** DATA PROVIDED follows **

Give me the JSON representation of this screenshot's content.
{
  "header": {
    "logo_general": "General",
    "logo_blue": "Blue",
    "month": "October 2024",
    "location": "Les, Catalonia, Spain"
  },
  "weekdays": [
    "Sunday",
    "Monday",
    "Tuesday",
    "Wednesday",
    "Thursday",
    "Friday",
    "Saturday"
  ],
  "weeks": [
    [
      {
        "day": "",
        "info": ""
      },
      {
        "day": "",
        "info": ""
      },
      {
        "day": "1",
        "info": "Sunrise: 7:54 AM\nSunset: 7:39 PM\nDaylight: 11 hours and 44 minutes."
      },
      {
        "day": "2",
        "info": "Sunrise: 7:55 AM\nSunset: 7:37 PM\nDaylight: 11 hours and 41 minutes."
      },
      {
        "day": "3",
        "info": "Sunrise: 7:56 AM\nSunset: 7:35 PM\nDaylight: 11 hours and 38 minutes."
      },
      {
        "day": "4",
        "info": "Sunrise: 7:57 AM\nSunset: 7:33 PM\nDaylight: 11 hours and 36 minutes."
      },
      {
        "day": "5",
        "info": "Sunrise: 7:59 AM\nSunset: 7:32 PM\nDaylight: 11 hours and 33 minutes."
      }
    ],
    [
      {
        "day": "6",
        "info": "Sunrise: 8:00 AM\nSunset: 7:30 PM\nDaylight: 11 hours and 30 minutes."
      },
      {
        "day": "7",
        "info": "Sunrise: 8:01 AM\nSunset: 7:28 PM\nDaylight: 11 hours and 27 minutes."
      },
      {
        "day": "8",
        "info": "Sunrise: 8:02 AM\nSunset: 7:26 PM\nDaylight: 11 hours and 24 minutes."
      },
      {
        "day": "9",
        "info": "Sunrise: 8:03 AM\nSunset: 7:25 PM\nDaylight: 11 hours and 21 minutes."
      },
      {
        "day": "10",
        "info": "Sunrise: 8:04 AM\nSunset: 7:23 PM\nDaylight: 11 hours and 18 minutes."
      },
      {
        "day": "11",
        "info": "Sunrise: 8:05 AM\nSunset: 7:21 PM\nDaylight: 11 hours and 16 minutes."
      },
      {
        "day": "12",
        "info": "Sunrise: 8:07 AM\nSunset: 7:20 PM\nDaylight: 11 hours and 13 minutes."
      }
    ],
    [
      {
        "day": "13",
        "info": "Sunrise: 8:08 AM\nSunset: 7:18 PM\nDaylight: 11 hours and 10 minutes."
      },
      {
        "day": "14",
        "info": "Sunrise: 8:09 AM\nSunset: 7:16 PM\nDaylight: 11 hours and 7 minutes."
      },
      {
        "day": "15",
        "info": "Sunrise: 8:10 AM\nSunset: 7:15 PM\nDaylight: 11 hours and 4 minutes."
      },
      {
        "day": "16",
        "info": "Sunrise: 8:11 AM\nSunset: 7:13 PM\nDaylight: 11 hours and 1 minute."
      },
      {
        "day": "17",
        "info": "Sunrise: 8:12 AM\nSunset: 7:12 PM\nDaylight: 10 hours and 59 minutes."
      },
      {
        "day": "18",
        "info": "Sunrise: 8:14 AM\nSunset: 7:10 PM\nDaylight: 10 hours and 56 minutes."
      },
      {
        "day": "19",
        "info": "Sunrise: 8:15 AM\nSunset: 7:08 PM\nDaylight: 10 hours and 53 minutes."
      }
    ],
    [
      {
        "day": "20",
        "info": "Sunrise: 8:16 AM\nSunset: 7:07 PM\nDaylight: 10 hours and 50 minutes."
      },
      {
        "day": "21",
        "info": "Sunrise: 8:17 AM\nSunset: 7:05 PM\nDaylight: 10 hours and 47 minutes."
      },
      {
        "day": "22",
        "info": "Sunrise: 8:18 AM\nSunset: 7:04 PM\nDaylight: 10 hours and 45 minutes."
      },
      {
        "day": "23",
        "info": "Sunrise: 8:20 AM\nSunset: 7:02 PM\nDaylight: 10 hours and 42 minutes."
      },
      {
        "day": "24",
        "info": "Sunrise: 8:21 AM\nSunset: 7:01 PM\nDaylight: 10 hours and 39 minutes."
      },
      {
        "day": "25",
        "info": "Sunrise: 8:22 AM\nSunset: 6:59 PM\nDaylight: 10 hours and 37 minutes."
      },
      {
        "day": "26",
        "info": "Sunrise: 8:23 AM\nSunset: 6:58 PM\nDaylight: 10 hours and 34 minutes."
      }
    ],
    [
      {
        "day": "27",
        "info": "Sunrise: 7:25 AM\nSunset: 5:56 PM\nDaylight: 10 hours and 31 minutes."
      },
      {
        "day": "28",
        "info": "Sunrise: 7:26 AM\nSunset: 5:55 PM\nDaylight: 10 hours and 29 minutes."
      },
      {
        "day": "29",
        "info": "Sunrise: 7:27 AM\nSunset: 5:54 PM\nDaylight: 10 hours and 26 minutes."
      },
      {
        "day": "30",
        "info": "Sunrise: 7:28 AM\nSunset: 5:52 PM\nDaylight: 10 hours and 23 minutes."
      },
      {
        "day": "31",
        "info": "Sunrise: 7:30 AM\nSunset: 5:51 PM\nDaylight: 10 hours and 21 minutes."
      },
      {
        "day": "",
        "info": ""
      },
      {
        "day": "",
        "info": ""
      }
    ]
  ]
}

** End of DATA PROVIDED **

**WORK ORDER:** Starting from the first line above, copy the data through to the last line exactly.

**RESULT OF THE TASK:**
Give me the JSON representation of this screenshot's content.
{
  "header": {
    "logo_general": "General",
    "logo_blue": "Blue",
    "month": "October 2024",
    "location": "Les, Catalonia, Spain"
  },
  "weekdays": [
    "Sunday",
    "Monday",
    "Tuesday",
    "Wednesday",
    "Thursday",
    "Friday",
    "Saturday"
  ],
  "weeks": [
    [
      {
        "day": "",
        "info": ""
      },
      {
        "day": "",
        "info": ""
      },
      {
        "day": "1",
        "info": "Sunrise: 7:54 AM\nSunset: 7:39 PM\nDaylight: 11 hours and 44 minutes."
      },
      {
        "day": "2",
        "info": "Sunrise: 7:55 AM\nSunset: 7:37 PM\nDaylight: 11 hours and 41 minutes."
      },
      {
        "day": "3",
        "info": "Sunrise: 7:56 AM\nSunset: 7:35 PM\nDaylight: 11 hours and 38 minutes."
      },
      {
        "day": "4",
        "info": "Sunrise: 7:57 AM\nSunset: 7:33 PM\nDaylight: 11 hours and 36 minutes."
      },
      {
        "day": "5",
        "info": "Sunrise: 7:59 AM\nSunset: 7:32 PM\nDaylight: 11 hours and 33 minutes."
      }
    ],
    [
      {
        "day": "6",
        "info": "Sunrise: 8:00 AM\nSunset: 7:30 PM\nDaylight: 11 hours and 30 minutes."
      },
      {
        "day": "7",
        "info": "Sunrise: 8:01 AM\nSunset: 7:28 PM\nDaylight: 11 hours and 27 minutes."
      },
      {
        "day": "8",
        "info": "Sunrise: 8:02 AM\nSunset: 7:26 PM\nDaylight: 11 hours and 24 minutes."
      },
      {
        "day": "9",
        "info": "Sunrise: 8:03 AM\nSunset: 7:25 PM\nDaylight: 11 hours and 21 minutes."
      },
      {
        "day": "10",
        "info": "Sunrise: 8:04 AM\nSunset: 7:23 PM\nDaylight: 11 hours and 18 minutes."
      },
      {
        "day": "11",
        "info": "Sunrise: 8:05 AM\nSunset: 7:21 PM\nDaylight: 11 hours and 16 minutes."
      },
      {
        "day": "12",
        "info": "Sunrise: 8:07 AM\nSunset: 7:20 PM\nDaylight: 11 hours and 13 minutes."
      }
    ],
    [
      {
        "day": "13",
        "info": "Sunrise: 8:08 AM\nSunset: 7:18 PM\nDaylight: 11 hours and 10 minutes."
      },
      {
        "day": "14",
        "info": "Sunrise: 8:09 AM\nSunset: 7:16 PM\nDaylight: 11 hours and 7 minutes."
      },
      {
        "day": "15",
        "info": "Sunrise: 8:10 AM\nSunset: 7:15 PM\nDaylight: 11 hours and 4 minutes."
      },
      {
        "day": "16",
        "info": "Sunrise: 8:11 AM\nSunset: 7:13 PM\nDaylight: 11 hours and 1 minute."
      },
      {
        "day": "17",
        "info": "Sunrise: 8:12 AM\nSunset: 7:12 PM\nDaylight: 10 hours and 59 minutes."
      },
      {
        "day": "18",
        "info": "Sunrise: 8:14 AM\nSunset: 7:10 PM\nDaylight: 10 hours and 56 minutes."
      },
      {
        "day": "19",
        "info": "Sunrise: 8:15 AM\nSunset: 7:08 PM\nDaylight: 10 hours and 53 minutes."
      }
    ],
    [
      {
        "day": "20",
        "info": "Sunrise: 8:16 AM\nSunset: 7:07 PM\nDaylight: 10 hours and 50 minutes."
      },
      {
        "day": "21",
        "info": "Sunrise: 8:17 AM\nSunset: 7:05 PM\nDaylight: 10 hours and 47 minutes."
      },
      {
        "day": "22",
        "info": "Sunrise: 8:18 AM\nSunset: 7:04 PM\nDaylight: 10 hours and 45 minutes."
      },
      {
        "day": "23",
        "info": "Sunrise: 8:20 AM\nSunset: 7:02 PM\nDaylight: 10 hours and 42 minutes."
      },
      {
        "day": "24",
        "info": "Sunrise: 8:21 AM\nSunset: 7:01 PM\nDaylight: 10 hours and 39 minutes."
      },
      {
        "day": "25",
        "info": "Sunrise: 8:22 AM\nSunset: 6:59 PM\nDaylight: 10 hours and 37 minutes."
      },
      {
        "day": "26",
        "info": "Sunrise: 8:23 AM\nSunset: 6:58 PM\nDaylight: 10 hours and 34 minutes."
      }
    ],
    [
      {
        "day": "27",
        "info": "Sunrise: 7:25 AM\nSunset: 5:56 PM\nDaylight: 10 hours and 31 minutes."
      },
      {
        "day": "28",
        "info": "Sunrise: 7:26 AM\nSunset: 5:55 PM\nDaylight: 10 hours and 29 minutes."
      },
      {
        "day": "29",
        "info": "Sunrise: 7:27 AM\nSunset: 5:54 PM\nDaylight: 10 hours and 26 minutes."
      },
      {
        "day": "30",
        "info": "Sunrise: 7:28 AM\nSunset: 5:52 PM\nDaylight: 10 hours and 23 minutes."
      },
      {
        "day": "31",
        "info": "Sunrise: 7:30 AM\nSunset: 5:51 PM\nDaylight: 10 hours and 21 minutes."
      },
      {
        "day": "",
        "info": ""
      },
      {
        "day": "",
        "info": ""
      }
    ]
  ]
}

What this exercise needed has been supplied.